We are less than 30 hours away from watching the Tennessee Titans open their season against the Arizona Cardinals. Now that the regular season is here, I will be doing weekly offensive forecast articles where I will be discussing what I liked from the previous week, didn’t like, and what I expect to see in the upcoming week.
Since this is the first week of the season and there is no previous week to review yet, I will only be discussing what I expect to see out of the Titans’ offense this season. With that said, let’s dive right into it.
Foundation of the offense
One of the narratives that has annoyed me all off-season is this chatter that the Titans lost the architect of their offense and no one knows what the team is going to look like in 2021. Mostly because that is usually followed by the same exhausting Ryan Tannehill disrespect that has been outdated since 2019.
No one is denying that Arthur Smith is an incredible coach, he helped elevate this offense to heights that this franchise has never seen. With that said, that doesn’t mean he deserves ALL the credit that the national media tends to give him.
In reality, current Green Bay Packers head coach Matt LaFleur is the one who laid the foundation for this potent offense that we see today. It’s one of the main reasons why Mike Vrabel continues to hire his offensive coordinators from those already on the staff rather than hiring someone completely new who could try to change the brand of football that the Titans believe in.
This allows the team to keep their continuity by ensuring that no one new tries to drastically change what LaFleur created and what Smith helped evolve.
The Todd Downing era begins
Now that both LaFleur and Smith have moved on to become head coaches, Todd Downing is the latest man to get the offensive coordinator promotion to run the show in Tennessee.
It’s highly unlikely that Downing changes the offense that much, but it will be exciting to see what kind of wrinkles he adds to the offense. You can still expect a heavy dose of Derrick Henry throughout the year, but I’m curious to see if he opens it up more and provides more targets for the two superstars out wide in Julio Jones and A.J. Brown.

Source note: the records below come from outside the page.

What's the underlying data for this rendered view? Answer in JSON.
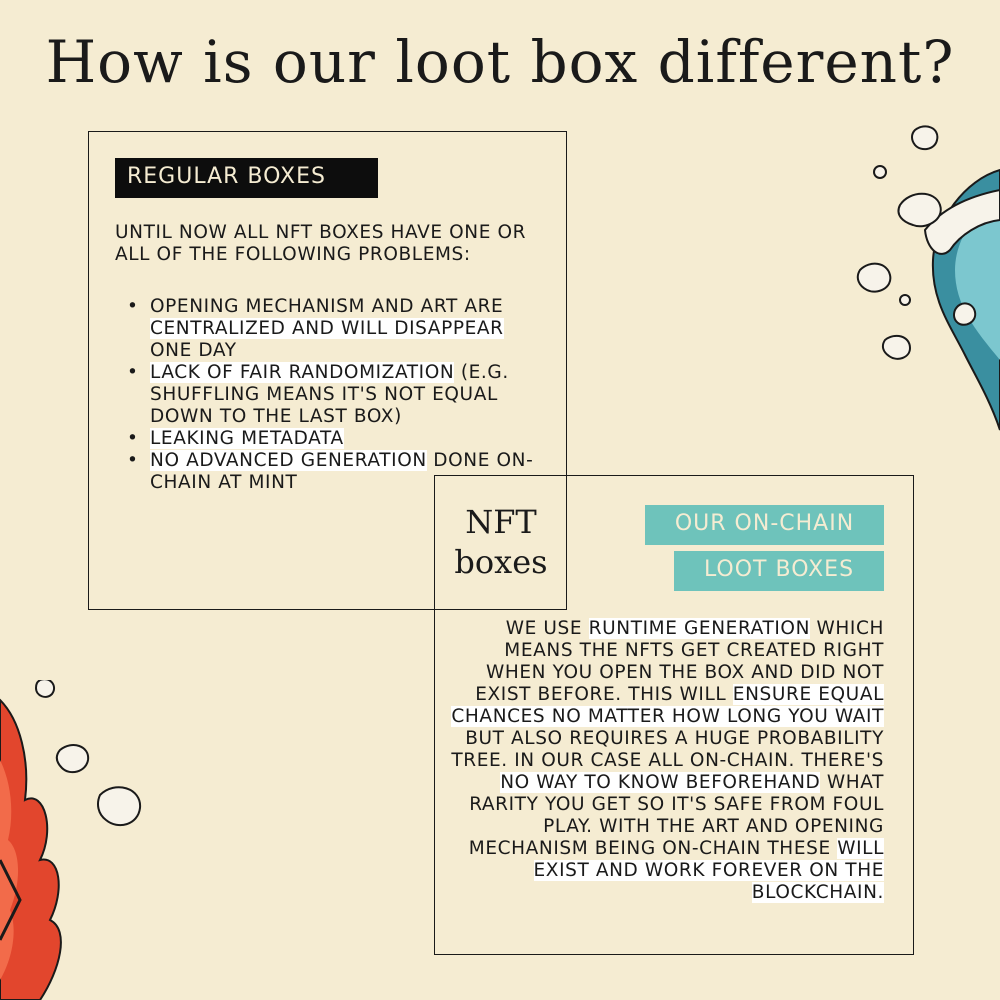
{
  "title": "How is our loot box different?",
  "regular": {
    "tag": "REGULAR BOXES",
    "intro": "UNTIL NOW ALL NFT BOXES HAVE ONE OR ALL OF THE FOLLOWING PROBLEMS:",
    "items": [
      "OPENING MECHANISM AND ART ARE CENTRALIZED AND WILL DISAPPEAR ONE DAY",
      "LACK OF FAIR RANDOMIZATION (E.G. SHUFFLING MEANS IT'S NOT EQUAL DOWN TO THE LAST BOX)",
      "LEAKING METADATA",
      "NO ADVANCED GENERATION DONE ON-CHAIN AT MINT"
    ]
  },
  "center_label": {
    "line1": "NFT",
    "line2": "boxes"
  },
  "onchain": {
    "tag_line1": "OUR ON-CHAIN",
    "tag_line2": "LOOT BOXES",
    "body": "WE USE RUNTIME GENERATION WHICH MEANS THE NFTs GET CREATED RIGHT WHEN YOU OPEN THE BOX AND DID NOT EXIST BEFORE. THIS WILL ENSURE EQUAL CHANCES NO MATTER HOW LONG YOU WAIT BUT ALSO REQUIRES A HUGE PROBABILITY TREE. IN OUR CASE ALL ON-CHAIN. THERE'S NO WAY TO KNOW BEFOREHAND WHAT RARITY YOU GET SO IT'S SAFE FROM FOUL PLAY. WITH THE ART AND OPENING MECHANISM BEING ON-CHAIN THESE WILL EXIST AND WORK FOREVER ON THE BLOCKCHAIN."
  },
  "colors": {
    "background": "#f5ecd2",
    "ink": "#1a1a1a",
    "teal": "#6ec3bb",
    "flame_red": "#e2462d"
  },
  "decorations": [
    "wave-splash-illustration",
    "flame-illustration"
  ]
}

Since joining the league, Brown only averages one game per year where he has gotten at least 10 targets. For comparison: Justin Jefferson had seven games last year alone where he saw 10 or more targets.
In those two games where Brown saw at least 10 targets, Brown has averaged nine catches for 132.5 yards and one touchdown. To expand on that even further, Brown only has six career games where he has seen at least eight targets. In those six contests, Brown has averaged seven catches, 107 yards and he has scored at least one touchdown in every single game that he has seen at least eight targets.
If Downing is smart, he will stop overloading Henry with a drastic amount of carries and start feeding his young superstar much more often. This doesn’t mean to completely change their identity, this team is always going to thrive off the play-action attack that is set up by Henry. But it’s time to be more creative and evolve this offense even more by finding ways to get the playmakers out wide the number of targets they truly deserve.
This should be even more tempting now that he has someone of Jones’ caliber on the other end who will undoubtedly draw a ton of attention of his own. Whichever one of these receivers sees the opposing team’s No. 2 cornerback needs to be fed early and often.
How Downing can evolve the offense in 2021
One wrinkle I hope to see out of Downing is more RPO’s (run-pass option) out of this offense. Often times defenses overly sell out to stop Henry and very seldom does it seem like we take advantage of it. Forcing defenders to think and hesitate even for half a second is enough time to allow one of Tennessee’s stars to find a crease in order to make a play.
During his brief stint in Oakland as the team’s offensive coordinator, RPO’s were an integral part of Downing’s offense. It’s definitely the main wrinkle I hope he adds to this offense that already has most of its foundation in place. I believe that will allow Tannehill to use his legs as the weapon they truly are while giving defenses a ton to think about as the haymaker can come from any angle if they aren’t on their Ps and Qs.
Downing has a lot of powerful talent at his disposal, but with great power, comes great responsibility and that usually corresponds with a ton of pressure. If Downing is able to handle all of the expectations that are on his offense, this could be a special year in Tennessee.